Ruacana Eha LodgeAugust 22, 2012
The incredible White House – Grünau in Namibia’s deep southAugust 22, 2012
by Sven-Eric Kanzler
Only a moment ago the supple body darted through the water propelled by vigorous strokes. Then there is brief cramping and a tremble. Lifelessly the crocodile-like reptile sinks to the bottom of the shallow sea. Poisonous mud envelops the body. Mud particles cover it layer by layer… Since then Earth has circled the sun about 260 million times. The lake has vanished. Instead there is a sea of stone and rock, occasionally piled into hills.

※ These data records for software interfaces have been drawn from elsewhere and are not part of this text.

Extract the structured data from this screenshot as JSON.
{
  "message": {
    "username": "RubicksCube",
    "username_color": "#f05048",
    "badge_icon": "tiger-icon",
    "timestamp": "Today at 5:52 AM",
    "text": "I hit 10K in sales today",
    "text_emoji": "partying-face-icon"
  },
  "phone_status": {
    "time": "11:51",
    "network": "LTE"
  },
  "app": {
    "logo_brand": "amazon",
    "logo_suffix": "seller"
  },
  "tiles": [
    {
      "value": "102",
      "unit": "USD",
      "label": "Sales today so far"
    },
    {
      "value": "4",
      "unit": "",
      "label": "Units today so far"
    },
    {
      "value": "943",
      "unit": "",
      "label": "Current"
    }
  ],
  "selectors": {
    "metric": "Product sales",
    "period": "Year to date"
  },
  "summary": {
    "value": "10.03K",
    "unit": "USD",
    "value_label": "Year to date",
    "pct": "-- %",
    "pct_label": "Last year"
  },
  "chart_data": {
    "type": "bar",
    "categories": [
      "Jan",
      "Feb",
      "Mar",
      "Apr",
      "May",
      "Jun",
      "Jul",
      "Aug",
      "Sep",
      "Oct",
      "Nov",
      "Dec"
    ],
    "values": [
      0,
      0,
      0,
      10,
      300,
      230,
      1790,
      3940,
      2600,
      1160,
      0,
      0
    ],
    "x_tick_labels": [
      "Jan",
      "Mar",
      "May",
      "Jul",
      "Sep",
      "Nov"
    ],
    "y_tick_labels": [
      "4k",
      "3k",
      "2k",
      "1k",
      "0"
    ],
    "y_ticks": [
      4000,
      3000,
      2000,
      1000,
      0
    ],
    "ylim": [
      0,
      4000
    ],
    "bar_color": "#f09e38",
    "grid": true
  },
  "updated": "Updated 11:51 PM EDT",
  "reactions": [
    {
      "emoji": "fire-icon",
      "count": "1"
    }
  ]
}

Four two-legged creatures draw closer, bend over the former mud grave and cautiously run the ends of their extremities over the hard rock where the winding reptile spine is imprinted. Two of the creatures are called Giel and Hendrik Steenkamp. They own some of this sea of stones in the south of a country called Namibia. Or more precisely, 42 km north east of Keetmanshoop on the road to Koës.
A few years ago – a mere twinkle in the history of the mud grave – when they were busy with maintenance work on a farm road in this very spot, they discovered a rock with an imprint of a reptile’s skeleton. Geologists told them that it was a fossil of the early saurian Mesosaurus tenuidens, a predecessor of the dinosaurs. The Steenkamps unearthed more fossils in the layers of mud-stone. Having gained permission from the National Heritage Board, they started taking tourists to the site in 2000.
We, the other two creatures, also referred to as tourists, are fascinated by the delicate imprint in the solid rock. Even tiny bones of a foot are clearly recognisable. No less impressive is the geological development which Giel and his son Hendrik explain to us. Two hundred and sixty million years ago a huge shallow lake, the Karoo Sea, covered parts of the southern super-continent of Gondwana. It is the realm of the Mesosaur, a creature about 50 cm in length. It has a long snout brimming with needle-like teeth with which it filters tiny organisms from the water.
Then the climate turns warmer and drier. The Karoo Sea gives way to a huge desert. A hundred and thirty million years ago Gondwana breaks apart, and South America drifts away from Africa. Evidence of the validity of the long-disputed theory of continental drift is right here in front of us: the Mesosaur. As it happens, its fossil has been found in South America too.
A few kilometres further our attention is drawn to dolerite hills which look like play bricks stacked by a giant child. These hills were formed 180 million years ago when the break-up of Gondwana was imminent. Cracks appear in the area of today’s Namibia, molten rock intrudes. This Karoo dolerite can be seen in many hardy hilltops north and east of Keetmanshoop – including the well-known Giants’ Playground, which you pass on your way to the Mesosaurus Fossil Site.
The place to which the Steenkamps take us next is less known but also sports stacks of giant blocks – and a quiver tree ‘forest’ on top of it, all in the same spot. Yellow trunks, green foliage, black rocks, blue sky; it provides plenty of photographic themes. In addition there is a ‘singing rock’, on which Giel intones tunes such as ‘Brother Jacob’. The guided tour takes 90 to 120 minutes in total. For those who want to explore the area on their own, there are two marked trails on the other side of the farm which take you through dolerite rock and quiver trees.
You can actually spend the night at the Mesosaurus Fossil Site. The father-and-son team has built four small unpretentious thatched cottages with shower and toilet right there. They are absolutely charming and invite you to stay. Hot water is supplied by the donkey (a wood-fired boiler), electricity (12 V) is generated with solar panels. In the boma, a wind-sheltered community area with a fireplace and kitchen, you can cook or have a barbecue. If you prefer, Giel and Hendrik take care of your meals. They are the most kind-hearted, interesting hosts, and have a wonderful sense of humour.
Campers can choose between a site next to the road (with just about no traffic) and Bush Camp in a beautiful valley. Only one group at a time is booked into Bush Camp. Both facilities have showers and toilets.
This article appeared in the Dec ‘04/ Jan ‘05 edition of Travel News Namibia.